A little boy with glasses
Ever since I saw “Jerry Maguire,” I thought it would be cute to have a little boy with glasses. I mean, who didn’t love Ray when he said, “The human head weighs eight pounds”?
A little more than a year ago, Elliot’s pediatrician recommended taking him to see an optometrist. It was nothing major; just a possibility that he could benefit from a low prescription.
I took my good old time before making Elliot an appointment. The eye exam confirmed that he did, in fact, need glasses. He was excited, and I thought to myself, “Ah, I’m going to have a little boy with glasses!”
Elliot picked out his frames, and we were sure to include the warranty and scratch-resistant lenses in our order. A few days later, he was spectacled and looking so handsome. Perfect, right?
There is a song in my favorite musical “Wicked” called “Thank Goodness.” The piece serves as a turning point for Glinda because she realizes that her expectations for her life are not matching up with her reality.
“I couldn’t be happier, though it is, I admit, the tiniest bit unlike I anticipated,” she sings. “But I couldn’t be happier, simply couldn’t be happier. Well, not ‘simply,’ ’cause getting your dreams, it’s strange, but it seems a little, well, complicated. There’s a kind of, a sort of, cost. There’s a couple of things get lost. There are bridges you cross you didn’t know you crossed until you’ve crossed.”
If you’re interested, check out Broadway’s original Glinda, Kristin Chenoweth, performing part of “Thank Goodness” in this clip.
I wouldn’t exactly classify Elliot getting glasses as a dream of mine, but I certainly didn’t anticipate crossing some of the bridges we’ve crossed. I’ve learned some things about the reality of having a little boy with glasses.
I thought I’d covered my bases on Elliot’s first school day with glasses several months ago. “Only take off your glasses during gym class and at recess. If it’s not gym class or recess, leave them on your face.”
I didn’t consider that when you’re 5 years old, and all your classmates are 5 and 6 years old, you could easily be convinced to see how far your glasses will twist before they snap in half. Yep, that happened. Usage No. 1 for the warranty.
The nice people at the optometrist’s office also offer free adjustments and tightening, so Elliot and I quickly became regular stopper-inners there. When we enter, the staff recognizes him and says, “Hey, Elliot!”
Elliot’s kindergarten teacher recommended a strap for the glasses. I bought one for kids’ frames, but Elliot hated it. And it seemed, when I made him wear the strap at home, he took the glasses off even more.
Despite showing Elliot many times how to remove his glasses with two hands, pulling them straight forward, usage No. 2 for the warranty came when the ear piece came off. Too many times taking them off with one hand, going to the side, I guess.

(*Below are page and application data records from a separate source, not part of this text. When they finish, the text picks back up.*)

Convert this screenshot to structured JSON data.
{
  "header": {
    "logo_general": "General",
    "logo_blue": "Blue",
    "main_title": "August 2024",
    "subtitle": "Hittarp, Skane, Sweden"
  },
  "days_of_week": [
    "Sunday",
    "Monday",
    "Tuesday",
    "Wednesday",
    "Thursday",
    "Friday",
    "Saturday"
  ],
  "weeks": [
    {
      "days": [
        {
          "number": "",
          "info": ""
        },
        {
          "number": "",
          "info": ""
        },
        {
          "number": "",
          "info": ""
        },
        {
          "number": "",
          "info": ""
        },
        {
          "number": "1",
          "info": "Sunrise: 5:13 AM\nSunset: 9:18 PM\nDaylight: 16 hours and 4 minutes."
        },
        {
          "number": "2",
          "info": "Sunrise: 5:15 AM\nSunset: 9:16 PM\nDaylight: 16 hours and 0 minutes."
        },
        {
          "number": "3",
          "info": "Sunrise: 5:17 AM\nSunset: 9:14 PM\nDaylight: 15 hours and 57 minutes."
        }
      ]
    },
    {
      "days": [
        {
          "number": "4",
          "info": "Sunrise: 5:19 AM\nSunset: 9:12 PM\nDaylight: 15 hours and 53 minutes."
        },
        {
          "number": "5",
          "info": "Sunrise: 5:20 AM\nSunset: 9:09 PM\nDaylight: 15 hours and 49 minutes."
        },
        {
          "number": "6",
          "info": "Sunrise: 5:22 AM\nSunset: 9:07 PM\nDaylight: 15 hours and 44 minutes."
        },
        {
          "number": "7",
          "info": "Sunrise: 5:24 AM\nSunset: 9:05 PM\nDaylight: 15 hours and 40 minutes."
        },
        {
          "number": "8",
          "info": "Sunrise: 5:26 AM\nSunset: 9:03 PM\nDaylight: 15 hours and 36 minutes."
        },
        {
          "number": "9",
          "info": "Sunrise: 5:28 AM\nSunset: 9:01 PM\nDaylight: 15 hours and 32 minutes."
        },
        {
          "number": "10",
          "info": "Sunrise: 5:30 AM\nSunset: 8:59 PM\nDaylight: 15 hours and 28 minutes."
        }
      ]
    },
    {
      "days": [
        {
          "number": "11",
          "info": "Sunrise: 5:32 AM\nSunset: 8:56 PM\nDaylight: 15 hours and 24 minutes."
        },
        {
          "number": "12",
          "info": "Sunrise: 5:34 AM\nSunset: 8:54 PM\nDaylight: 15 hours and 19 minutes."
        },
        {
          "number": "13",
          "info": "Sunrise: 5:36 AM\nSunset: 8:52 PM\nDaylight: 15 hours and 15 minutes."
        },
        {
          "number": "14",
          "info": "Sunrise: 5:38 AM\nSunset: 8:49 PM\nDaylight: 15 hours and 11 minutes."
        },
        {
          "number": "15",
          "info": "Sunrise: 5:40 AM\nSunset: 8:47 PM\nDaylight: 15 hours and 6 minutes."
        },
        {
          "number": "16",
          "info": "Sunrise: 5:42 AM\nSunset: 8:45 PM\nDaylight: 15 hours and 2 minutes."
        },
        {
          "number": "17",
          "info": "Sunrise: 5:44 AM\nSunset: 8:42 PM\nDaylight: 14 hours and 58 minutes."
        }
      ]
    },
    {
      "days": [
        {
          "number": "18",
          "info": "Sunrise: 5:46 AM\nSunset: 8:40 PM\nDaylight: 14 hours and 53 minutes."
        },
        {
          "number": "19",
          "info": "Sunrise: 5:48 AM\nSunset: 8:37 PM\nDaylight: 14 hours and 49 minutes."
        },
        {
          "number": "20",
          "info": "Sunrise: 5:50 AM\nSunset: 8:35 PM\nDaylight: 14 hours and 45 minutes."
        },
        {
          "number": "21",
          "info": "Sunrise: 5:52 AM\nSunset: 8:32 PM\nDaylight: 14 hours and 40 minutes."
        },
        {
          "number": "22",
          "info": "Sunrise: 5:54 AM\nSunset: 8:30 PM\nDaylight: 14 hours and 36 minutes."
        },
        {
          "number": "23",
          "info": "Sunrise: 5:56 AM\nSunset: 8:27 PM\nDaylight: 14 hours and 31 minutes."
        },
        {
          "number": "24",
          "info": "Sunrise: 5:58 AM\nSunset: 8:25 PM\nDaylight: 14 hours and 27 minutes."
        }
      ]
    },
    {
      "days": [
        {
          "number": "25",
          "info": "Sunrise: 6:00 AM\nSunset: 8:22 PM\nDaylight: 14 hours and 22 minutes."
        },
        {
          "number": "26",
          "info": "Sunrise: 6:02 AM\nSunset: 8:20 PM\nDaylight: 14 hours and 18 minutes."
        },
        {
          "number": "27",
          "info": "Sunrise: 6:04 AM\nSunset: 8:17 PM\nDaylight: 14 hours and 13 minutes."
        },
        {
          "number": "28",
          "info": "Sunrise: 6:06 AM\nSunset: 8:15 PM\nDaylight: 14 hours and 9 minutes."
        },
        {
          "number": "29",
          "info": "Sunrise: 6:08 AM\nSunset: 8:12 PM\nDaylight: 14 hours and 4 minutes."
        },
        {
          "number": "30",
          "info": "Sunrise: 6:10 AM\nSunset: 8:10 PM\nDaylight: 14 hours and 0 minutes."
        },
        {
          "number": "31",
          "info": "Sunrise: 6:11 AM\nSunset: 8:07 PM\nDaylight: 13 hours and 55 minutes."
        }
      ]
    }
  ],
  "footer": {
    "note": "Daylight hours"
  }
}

Good thing we bought the warranty. But, within just three short months, I learned that I could take advantage of the warranty only twice. If the frames broke again, it would be $112 to replace them. “There’s a kind of, a sort of, cost,” remember?
And the scratch-resistant lenses? Near the end of Elliot’s kindergarten school year, when we entered the eye doctor’s office for our weekly adjustment and tightening, I showed the girl at the counter how scratched the lenses were. “I thought we paid for the scratch-resistant lenses?”
She looked up my account on the computer and confirmed that purchase. Well, apparently, those are fancy words for supposed-to-be-really-difficult-to-scratch lenses. They can be scratched, especially in the hands of a determined, rough-and-tumble, 6-year-old boy.
At that point, I asked to speak to the optometrist. I expressed my frustration. Elliot had just turned 6, and he was clearly having a difficult time caring for his glasses. I asked the doctor how necessary Elliot’s glasses really were. He graciously looked up Elliot’s prescription and said, while it is definitely beneficial for Elliot to keep wearing his glasses, he could probably go a few months and maybe up to a year without them, if we wanted to give him a little more time to mature and take better care of them.
I made the decision that day to suspend Elliot’s wearing of glasses for the summer. He started first grade last week, so the glasses are back in commission. For however long they last, that is. If/when they end up broken, I may take up the optometrist on his hesitant suggestion to forgo the glasses for a few months and let Elliot try them again in second grade. Perhaps we can find a sturdier and cheaper pair of frames.
Originally published on ovparent.com.